The ______ is the period of time during which a second action potential can be initiated, but only by a larger-than-normal stimulus.




A- Relative refractory period


B- Propagation of the AP


C- Absolute refractory period

A- RELATIVE REFRACTORY PERIOD

_______ down he length of the axon begins at the trigger zone near the axon hillock.




A- Relative refractory period


B- Propagation of the AP


C- Absolute refractory period

B- PROPAGATION OF THE AP
In addition to the nodes of Ranvier that allow salutatory conduction, the speed of an AP is also affected by:

1- THE AXON DIAMETER


2- THE AMOUNT O MYELINATION


3- THE TEMPERATURE



_______ are of medium size and speed (15m/sec), and comprise myelinated visceral sensory &


autonomic preganglionic neurons.




A- A fibers


B- B fibers


C- C fibers

B- B FIBERS

_______ are the smallest and slowest (2m/sec) and comprise unmyelinated sensory and autonomic motor neurons.




A- A fibers


B- B fibers


C- C fibers

C- C FIBERS

_________ are large, fast (130m/sec), myelinated neurons that carry touch and pressure sensations; many motor neurons are also of this type.





A- A fibers

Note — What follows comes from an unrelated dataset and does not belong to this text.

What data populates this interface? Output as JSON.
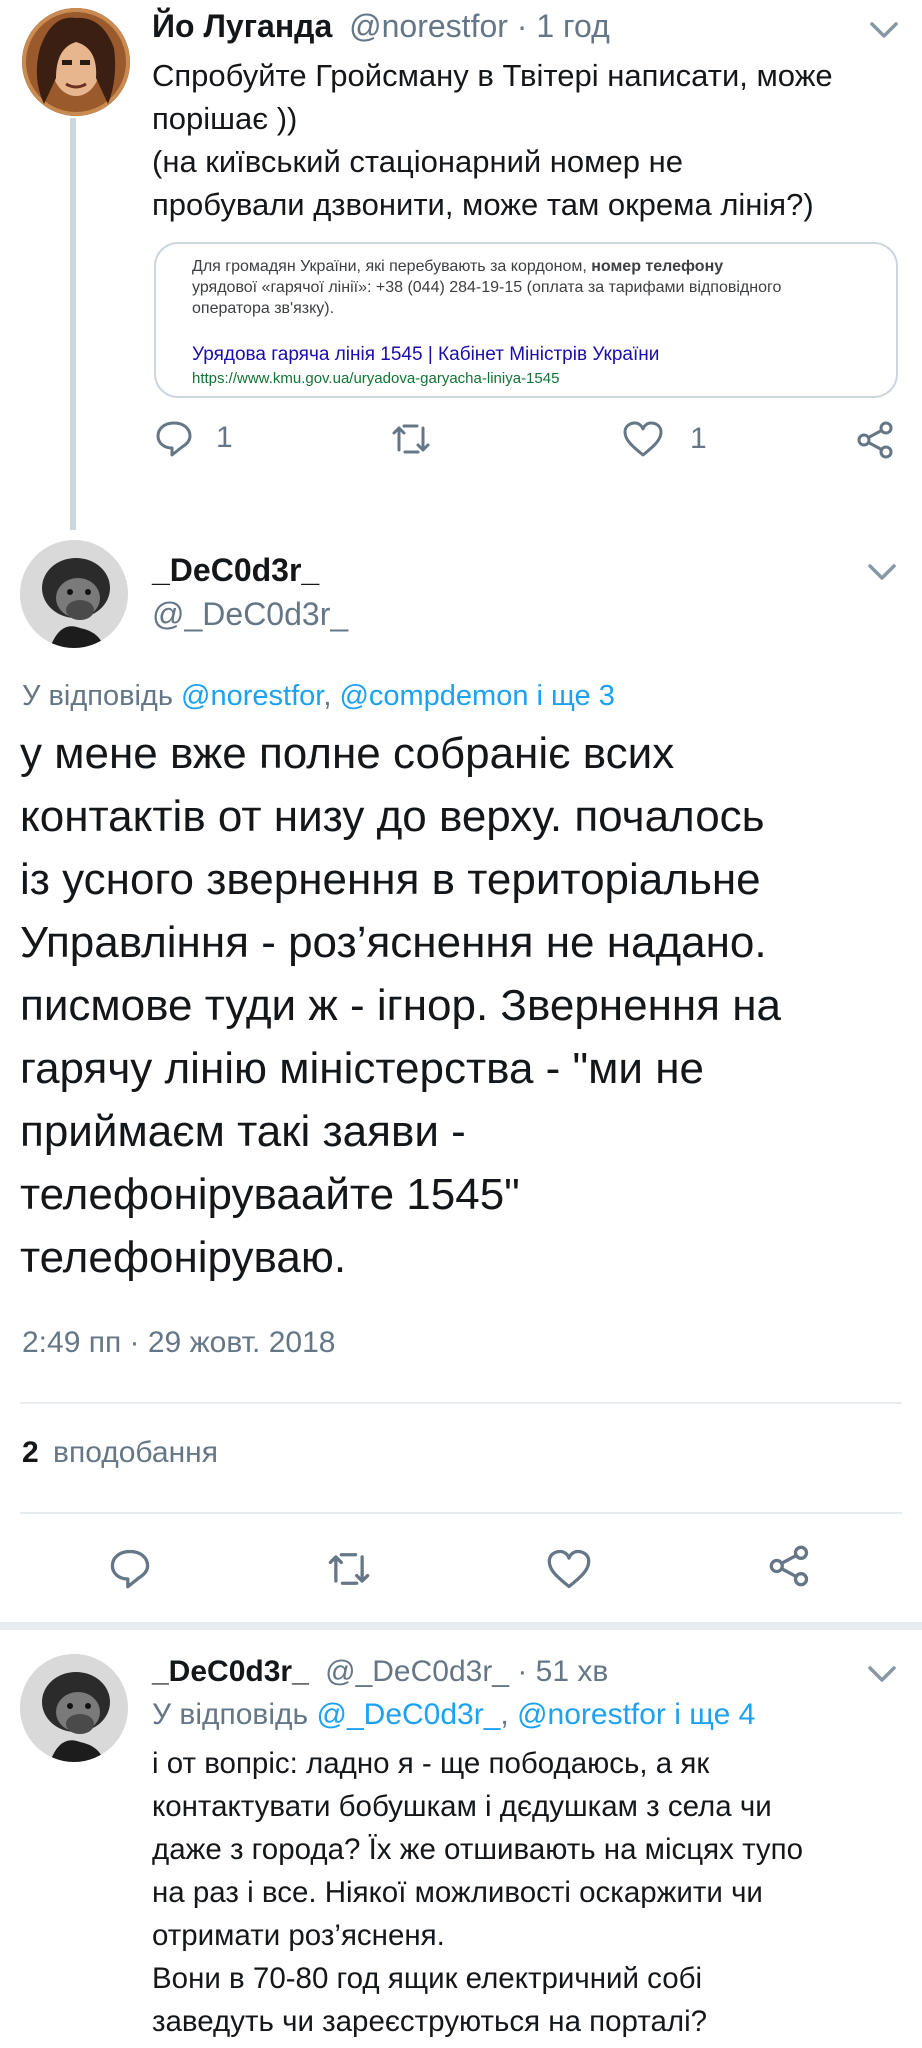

B- B fibers


C- C fibers

A- A FIBERS

The ________ converts an electrical signal (nerve impulse) into a chemical signal (released


neurotransmitter).

PRESYNAPTIC NEURON

The ________ receives the chemical signal and in turn generates an electrical signal (postsynaptic potential).
POSTSYNAPTIC NEURON
Both excitatory and inhibitory neurotransmitters are present in the:
CNS AND PNS
The same neurotransmitter may ne excitatory in some locations and ______ in others.
INHIBITORY
What was can a neurotransmitter's effects be modified?

1- SYNTHESIS CAN BE STIMULATED OR INHIBITED




2- RELEASE CAN BE BLOCKED OR ENHANCED




3- REMOVALS CAN BE STIMULATED OR BLOCKED




4- THE RECEPTOR SITE CAN BE BLOCKED OR ACTIATED.

______ is released by nearly all excitatory


neurons in he brain.




A- GABA


B- Glutamate

B- GLUTAMATE

________ is an inhibitory neurotransmitter for 1/3 of all brain synapses.






A- GABA


B- Glutamate

A- GABA

__________ causes a depolarization of the postsynaptic cell, bringing it closer to threshold, so the postsynaptic cell does become more


excitable.




A- Excitatory postsynaptic potential (EPSP)


B- Inhibitory postsynaptic potential (IPSP)

A- EXCITATORY POSTSYNAPTIC POTENTIAL (ESPS)



_______ hyperpolarizes the postsynaptic cell


taking it farther from threshold.




A- Excitatory postsynaptic potential (EPSP)


B- Inhibitory postsynaptic potential (IPSP)

B- INHIBITORY POSTSYNAPTIC POTENTIAL (IPSP)

_______ is accomplished by diffusion out of the synaptic cleft, enzymatic degradations, and


re-uptake by cell and is essential for normal function.

REMOVAL OF THE NEUROTRANSMITTER

________ is the process accomplished by the postsynaptic neuron when it combines all


excitatory and inhibitory inputs and responds accordingly.

INTEGRATION